[Task input Boundary: Start]

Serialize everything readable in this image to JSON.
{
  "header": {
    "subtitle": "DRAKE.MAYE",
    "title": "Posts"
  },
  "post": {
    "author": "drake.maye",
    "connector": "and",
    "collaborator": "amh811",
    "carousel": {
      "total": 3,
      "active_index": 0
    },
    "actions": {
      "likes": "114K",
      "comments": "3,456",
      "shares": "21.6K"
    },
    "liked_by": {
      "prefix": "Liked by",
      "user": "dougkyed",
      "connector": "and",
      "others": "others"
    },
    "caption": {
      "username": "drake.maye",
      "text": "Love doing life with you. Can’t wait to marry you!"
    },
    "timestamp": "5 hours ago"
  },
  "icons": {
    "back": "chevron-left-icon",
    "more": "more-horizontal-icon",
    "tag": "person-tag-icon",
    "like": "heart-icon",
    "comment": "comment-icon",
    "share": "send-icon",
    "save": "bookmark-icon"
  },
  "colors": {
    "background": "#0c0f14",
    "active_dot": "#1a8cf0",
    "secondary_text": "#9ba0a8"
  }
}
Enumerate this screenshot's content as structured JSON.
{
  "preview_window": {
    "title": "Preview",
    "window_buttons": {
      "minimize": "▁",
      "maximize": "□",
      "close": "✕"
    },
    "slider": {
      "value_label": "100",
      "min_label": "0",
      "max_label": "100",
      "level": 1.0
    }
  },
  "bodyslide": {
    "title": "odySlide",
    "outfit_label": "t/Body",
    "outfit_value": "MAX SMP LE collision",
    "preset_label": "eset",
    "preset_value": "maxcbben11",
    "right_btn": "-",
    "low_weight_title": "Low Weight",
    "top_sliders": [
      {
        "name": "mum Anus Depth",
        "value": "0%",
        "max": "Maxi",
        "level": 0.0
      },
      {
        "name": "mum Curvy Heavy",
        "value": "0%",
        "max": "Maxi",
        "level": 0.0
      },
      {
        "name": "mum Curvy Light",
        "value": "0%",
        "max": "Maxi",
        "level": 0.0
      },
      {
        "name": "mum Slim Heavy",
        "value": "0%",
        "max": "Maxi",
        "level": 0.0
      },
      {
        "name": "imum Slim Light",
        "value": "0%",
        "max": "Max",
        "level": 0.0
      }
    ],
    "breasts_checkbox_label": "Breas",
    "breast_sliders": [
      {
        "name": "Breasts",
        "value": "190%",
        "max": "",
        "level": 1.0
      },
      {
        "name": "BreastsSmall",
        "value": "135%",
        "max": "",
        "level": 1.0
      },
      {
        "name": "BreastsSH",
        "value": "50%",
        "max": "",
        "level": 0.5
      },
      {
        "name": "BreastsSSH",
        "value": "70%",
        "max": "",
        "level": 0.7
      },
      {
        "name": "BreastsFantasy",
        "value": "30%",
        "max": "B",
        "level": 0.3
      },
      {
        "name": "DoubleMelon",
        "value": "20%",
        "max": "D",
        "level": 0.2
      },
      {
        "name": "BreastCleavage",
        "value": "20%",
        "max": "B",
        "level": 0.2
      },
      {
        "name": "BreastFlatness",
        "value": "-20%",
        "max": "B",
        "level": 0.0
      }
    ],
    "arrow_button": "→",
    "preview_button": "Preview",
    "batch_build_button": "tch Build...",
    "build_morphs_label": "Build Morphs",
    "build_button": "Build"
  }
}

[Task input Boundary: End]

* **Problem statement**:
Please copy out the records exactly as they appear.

* **Answer box**:
Serialize everything readable in this image to JSON.
{
  "header": {
    "subtitle": "DRAKE.MAYE",
    "title": "Posts"
  },
  "post": {
    "author": "drake.maye",
    "connector": "and",
    "collaborator": "amh811",
    "carousel": {
      "total": 3,
      "active_index": 0
    },
    "actions": {
      "likes": "114K",
      "comments": "3,456",
      "shares": "21.6K"
    },
    "liked_by": {
      "prefix": "Liked by",
      "user": "dougkyed",
      "connector": "and",
      "others": "others"
    },
    "caption": {
      "username": "drake.maye",
      "text": "Love doing life with you. Can’t wait to marry you!"
    },
    "timestamp": "5 hours ago"
  },
  "icons": {
    "back": "chevron-left-icon",
    "more": "more-horizontal-icon",
    "tag": "person-tag-icon",
    "like": "heart-icon",
    "comment": "comment-icon",
    "share": "send-icon",
    "save": "bookmark-icon"
  },
  "colors": {
    "background": "#0c0f14",
    "active_dot": "#1a8cf0",
    "secondary_text": "#9ba0a8"
  }
}
Enumerate this screenshot's content as structured JSON.
{
  "preview_window": {
    "title": "Preview",
    "window_buttons": {
      "minimize": "▁",
      "maximize": "□",
      "close": "✕"
    },
    "slider": {
      "value_label": "100",
      "min_label": "0",
      "max_label": "100",
      "level": 1.0
    }
  },
  "bodyslide": {
    "title": "odySlide",
    "outfit_label": "t/Body",
    "outfit_value": "MAX SMP LE collision",
    "preset_label": "eset",
    "preset_value": "maxcbben11",
    "right_btn": "-",
    "low_weight_title": "Low Weight",
    "top_sliders": [
      {
        "name": "mum Anus Depth",
        "value": "0%",
        "max": "Maxi",
        "level": 0.0
      },
      {
        "name": "mum Curvy Heavy",
        "value": "0%",
        "max": "Maxi",
        "level": 0.0
      },
      {
        "name": "mum Curvy Light",
        "value": "0%",
        "max": "Maxi",
        "level": 0.0
      },
      {
        "name": "mum Slim Heavy",
        "value": "0%",
        "max": "Maxi",
        "level": 0.0
      },
      {
        "name": "imum Slim Light",
        "value": "0%",
        "max": "Max",
        "level": 0.0
      }
    ],
    "breasts_checkbox_label": "Breas",
    "breast_sliders": [
      {
        "name": "Breasts",
        "value": "190%",
        "max": "",
        "level": 1.0
      },
      {
        "name": "BreastsSmall",
        "value": "135%",
        "max": "",
        "level": 1.0
      },
      {
        "name": "BreastsSH",
        "value": "50%",
        "max": "",
        "level": 0.5
      },
      {
        "name": "BreastsSSH",
        "value": "70%",
        "max": "",
        "level": 0.7
      },
      {
        "name": "BreastsFantasy",
        "value": "30%",
        "max": "B",
        "level": 0.3
      },
      {
        "name": "DoubleMelon",
        "value": "20%",
        "max": "D",
        "level": 0.2
      },
      {
        "name": "BreastCleavage",
        "value": "20%",
        "max": "B",
        "level": 0.2
      },
      {
        "name": "BreastFlatness",
        "value": "-20%",
        "max": "B",
        "level": 0.0
      }
    ],
    "arrow_button": "→",
    "preview_button": "Preview",
    "batch_build_button": "tch Build...",
    "build_morphs_label": "Build Morphs",
    "build_button": "Build"
  }
}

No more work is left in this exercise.